(Records from a dataset)
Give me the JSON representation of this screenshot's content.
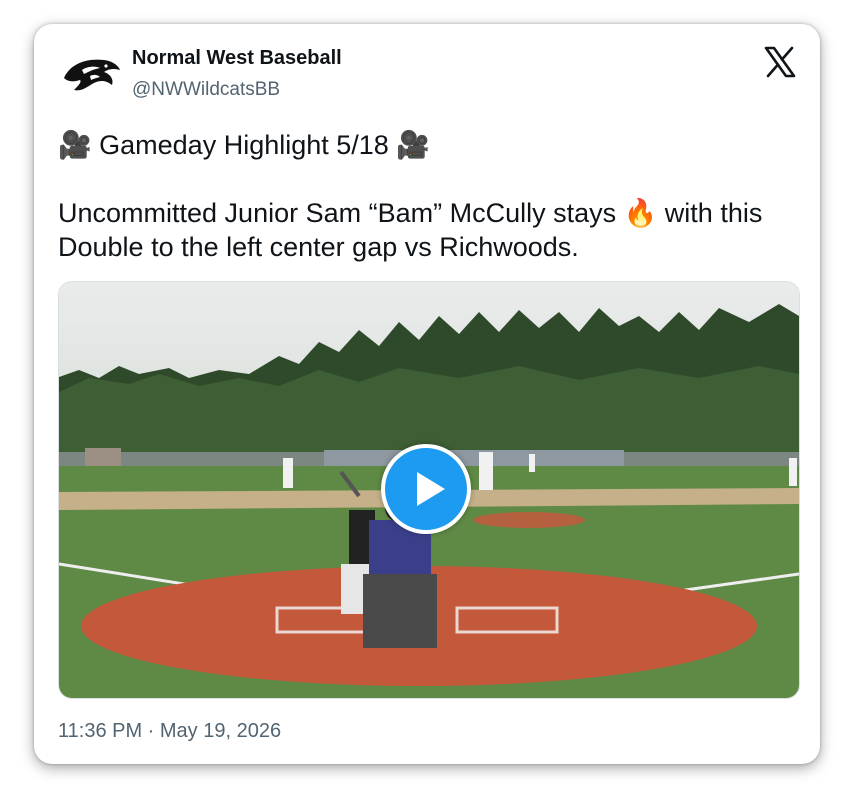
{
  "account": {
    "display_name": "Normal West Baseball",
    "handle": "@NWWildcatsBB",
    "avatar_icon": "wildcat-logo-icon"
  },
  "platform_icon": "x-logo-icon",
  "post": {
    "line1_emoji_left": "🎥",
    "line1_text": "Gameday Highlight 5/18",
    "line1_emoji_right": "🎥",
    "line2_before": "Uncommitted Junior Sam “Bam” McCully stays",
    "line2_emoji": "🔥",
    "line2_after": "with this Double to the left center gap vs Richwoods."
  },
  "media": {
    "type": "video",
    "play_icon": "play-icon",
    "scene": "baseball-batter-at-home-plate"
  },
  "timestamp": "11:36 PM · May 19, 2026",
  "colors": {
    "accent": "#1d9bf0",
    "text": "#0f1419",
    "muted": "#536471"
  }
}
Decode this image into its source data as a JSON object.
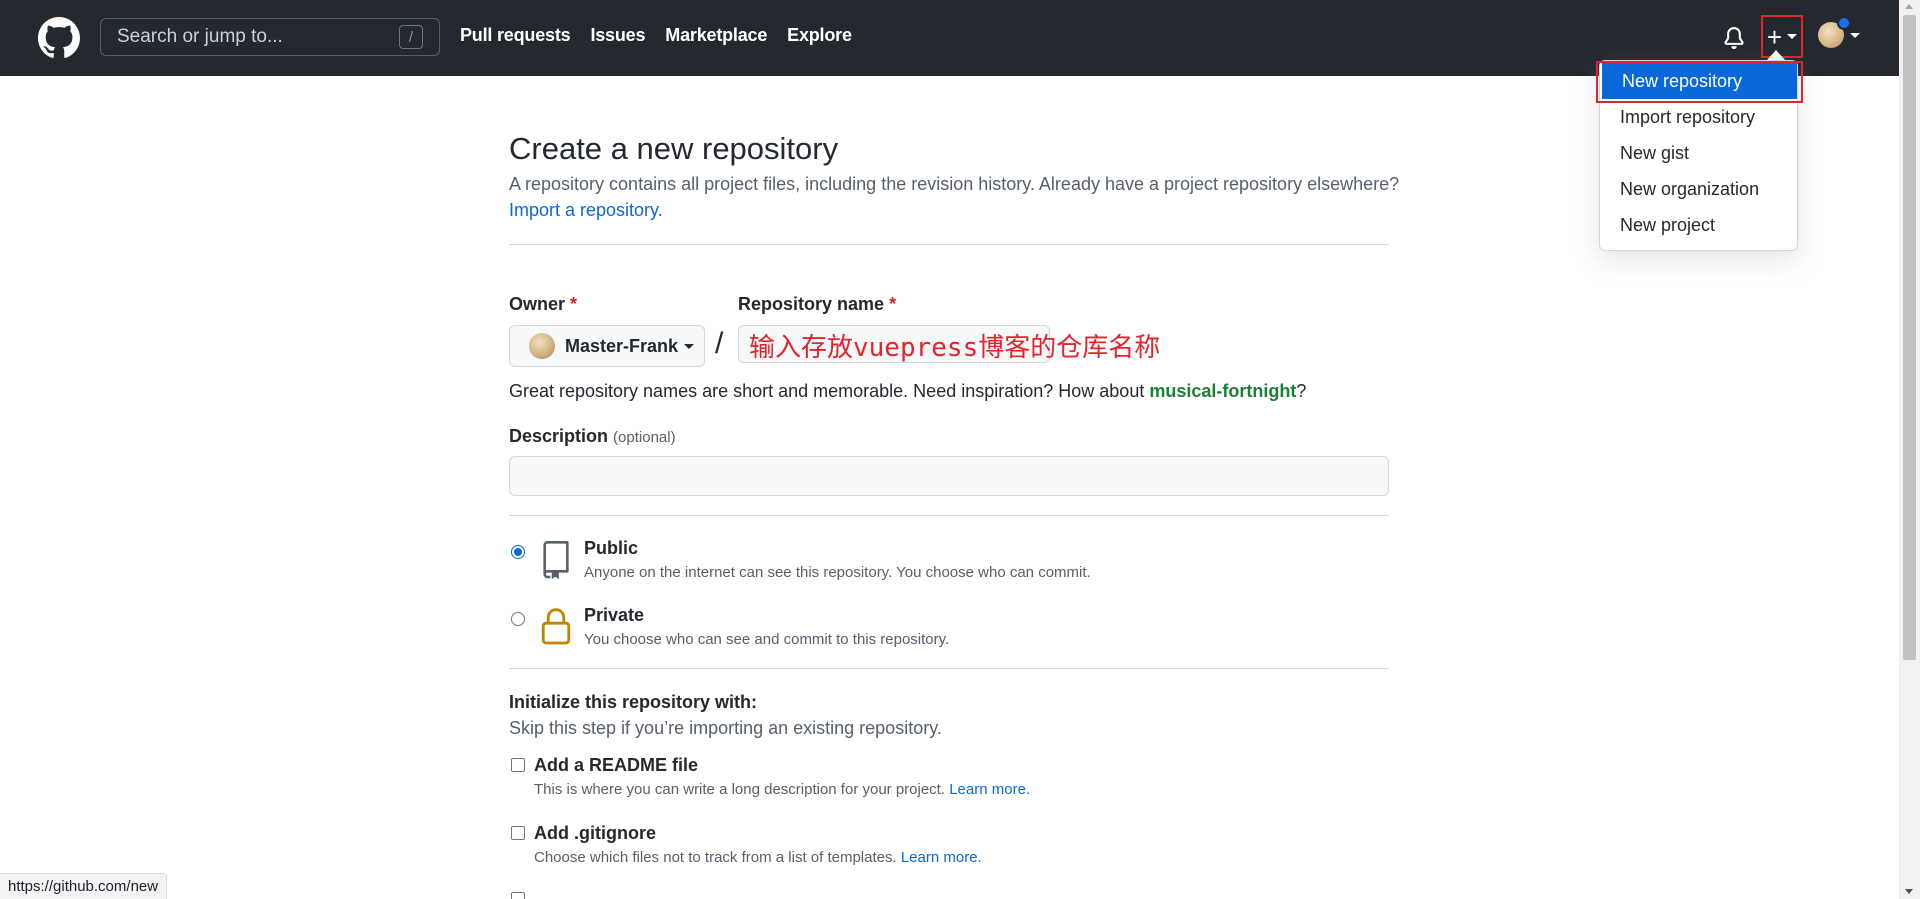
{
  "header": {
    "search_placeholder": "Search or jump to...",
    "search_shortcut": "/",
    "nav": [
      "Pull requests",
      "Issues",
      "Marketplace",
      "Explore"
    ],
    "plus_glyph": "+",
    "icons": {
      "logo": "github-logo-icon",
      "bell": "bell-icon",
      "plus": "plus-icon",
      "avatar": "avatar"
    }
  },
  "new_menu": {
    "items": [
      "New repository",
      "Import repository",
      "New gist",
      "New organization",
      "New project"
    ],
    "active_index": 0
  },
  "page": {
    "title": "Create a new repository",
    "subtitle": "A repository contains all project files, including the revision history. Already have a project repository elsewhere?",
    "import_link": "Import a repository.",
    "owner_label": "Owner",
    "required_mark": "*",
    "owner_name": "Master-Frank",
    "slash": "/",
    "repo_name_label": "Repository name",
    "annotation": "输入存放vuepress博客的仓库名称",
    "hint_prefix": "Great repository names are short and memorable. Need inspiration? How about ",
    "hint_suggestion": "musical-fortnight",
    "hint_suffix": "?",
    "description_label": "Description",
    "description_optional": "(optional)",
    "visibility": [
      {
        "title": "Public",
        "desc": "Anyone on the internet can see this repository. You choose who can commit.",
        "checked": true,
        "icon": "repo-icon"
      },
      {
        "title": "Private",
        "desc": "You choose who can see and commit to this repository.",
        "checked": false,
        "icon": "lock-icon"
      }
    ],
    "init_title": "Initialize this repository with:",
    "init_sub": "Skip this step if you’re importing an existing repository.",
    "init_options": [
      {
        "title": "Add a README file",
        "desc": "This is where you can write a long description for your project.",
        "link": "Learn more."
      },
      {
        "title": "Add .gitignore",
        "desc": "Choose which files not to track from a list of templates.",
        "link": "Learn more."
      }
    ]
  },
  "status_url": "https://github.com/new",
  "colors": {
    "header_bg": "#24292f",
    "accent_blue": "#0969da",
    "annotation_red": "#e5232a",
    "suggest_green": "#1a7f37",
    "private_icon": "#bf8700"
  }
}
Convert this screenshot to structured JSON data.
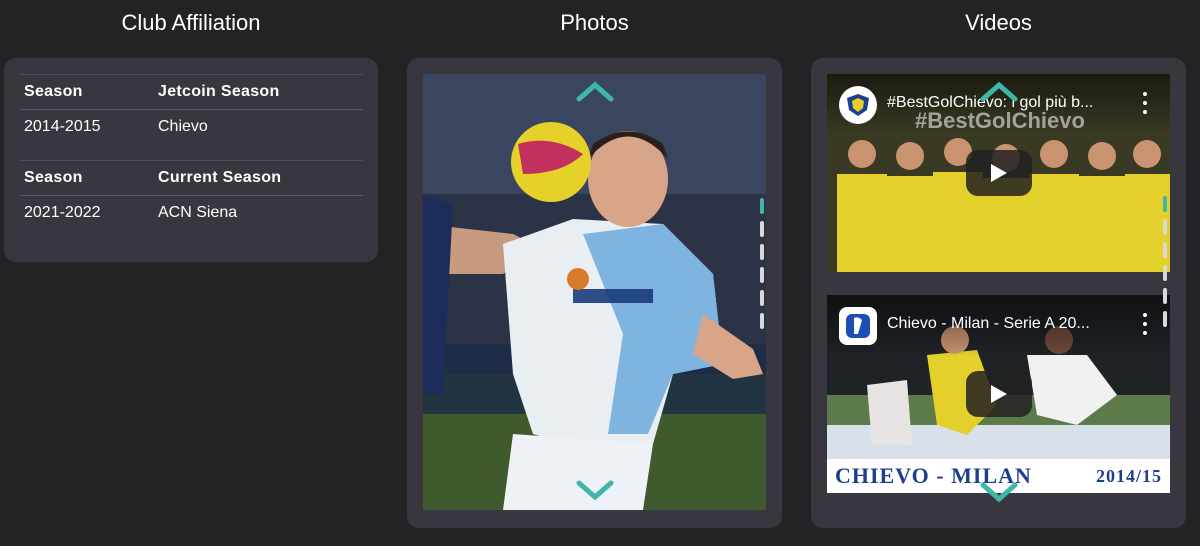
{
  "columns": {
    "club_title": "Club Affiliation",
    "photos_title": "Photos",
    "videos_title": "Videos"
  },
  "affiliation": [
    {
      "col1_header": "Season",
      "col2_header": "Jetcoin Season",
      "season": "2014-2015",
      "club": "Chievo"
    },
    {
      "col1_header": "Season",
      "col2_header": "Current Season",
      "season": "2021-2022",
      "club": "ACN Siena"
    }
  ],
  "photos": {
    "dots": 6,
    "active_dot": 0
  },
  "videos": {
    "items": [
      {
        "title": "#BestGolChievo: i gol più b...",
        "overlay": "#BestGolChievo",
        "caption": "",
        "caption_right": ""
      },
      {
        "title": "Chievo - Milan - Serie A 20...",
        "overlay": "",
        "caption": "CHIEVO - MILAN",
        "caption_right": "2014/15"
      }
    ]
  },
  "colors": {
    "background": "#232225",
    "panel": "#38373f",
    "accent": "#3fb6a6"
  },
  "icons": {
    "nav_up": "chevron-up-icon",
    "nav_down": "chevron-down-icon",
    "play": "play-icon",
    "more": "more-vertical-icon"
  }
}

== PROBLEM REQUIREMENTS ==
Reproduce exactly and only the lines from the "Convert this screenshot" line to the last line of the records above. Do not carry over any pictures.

== RESULT FOR THIS TASK ==
Convert this screenshot to structured JSON data.
{
  "columns": {
    "club_title": "Club Affiliation",
    "photos_title": "Photos",
    "videos_title": "Videos"
  },
  "affiliation": [
    {
      "col1_header": "Season",
      "col2_header": "Jetcoin Season",
      "season": "2014-2015",
      "club": "Chievo"
    },
    {
      "col1_header": "Season",
      "col2_header": "Current Season",
      "season": "2021-2022",
      "club": "ACN Siena"
    }
  ],
  "photos": {
    "dots": 6,
    "active_dot": 0
  },
  "videos": {
    "items": [
      {
        "title": "#BestGolChievo: i gol più b...",
        "overlay": "#BestGolChievo",
        "caption": "",
        "caption_right": ""
      },
      {
        "title": "Chievo - Milan - Serie A 20...",
        "overlay": "",
        "caption": "CHIEVO - MILAN",
        "caption_right": "2014/15"
      }
    ]
  },
  "colors": {
    "background": "#232225",
    "panel": "#38373f",
    "accent": "#3fb6a6"
  },
  "icons": {
    "nav_up": "chevron-up-icon",
    "nav_down": "chevron-down-icon",
    "play": "play-icon",
    "more": "more-vertical-icon"
  }
}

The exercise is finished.